I have a recipe for a cheesecake that I'd like to double. Of course I would have to use a 9 X 13 pan and make it into bars (which I don't mind). It will eventually get covered with a chocolate mint ganache. With that in mind, how important is the water bath? Can I forgo it altogether (since it will be a 9 X 13 pan and hard to water bathe)? Or should I put a pan of water below the pan to help keep moisture in the oven?
The water bath for a cheesecake is to control the temperature of the thick custard in the springform pan (cheesecake is technically a custard) - you don't need to worry about the moisture of the oven in the absence of a water bath.
The equivalency you stated of your pan volumes is a problem, though. The two pans are not as comparable as your volumes suggest. The area of a 9" round pan (your springform) would be π x r² = 3.14 x (4.5")² = 64 in.² (roughly). The area of a 9" x 13" rectangular pan would be 9" x 13" = 117 in.² which is roughly twice the area of the springform pan. What that means is that the same volume of cheesecake filling would fill a 9" x 13" pan roughly half as full as a 9" springform pan.
Unless you have a huge amount of filling, the custard should set-up much more quickly in the larger pan and should not be as much of a problem to bring-up to temperature evenly like a thicker cheesecake in a springform pan.

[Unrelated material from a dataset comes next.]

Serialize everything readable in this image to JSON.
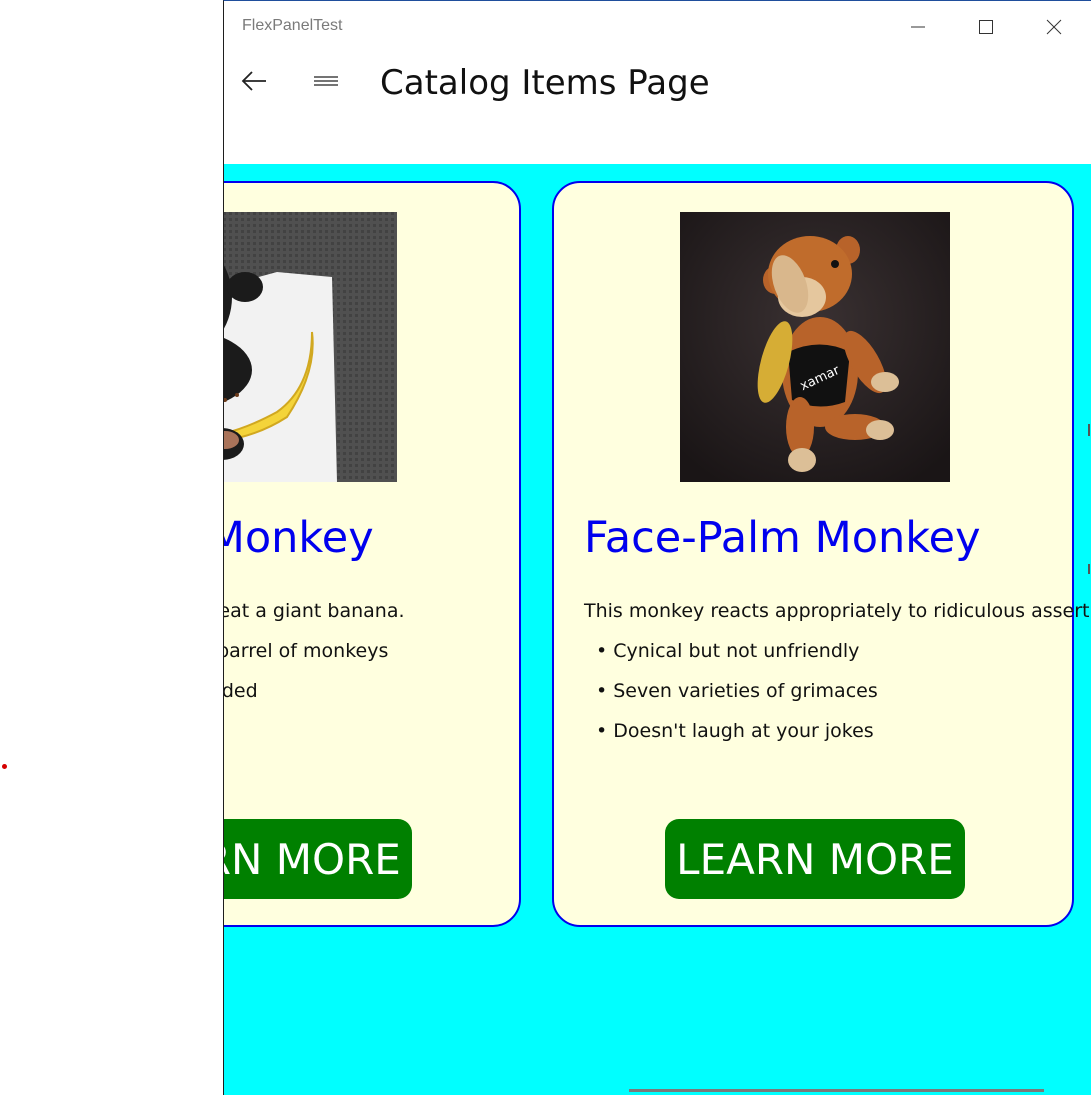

As long as you aren't planning to bake your bars in a scorching-hot oven and you remove them from the oven before they look fully set, you won't need the water bath.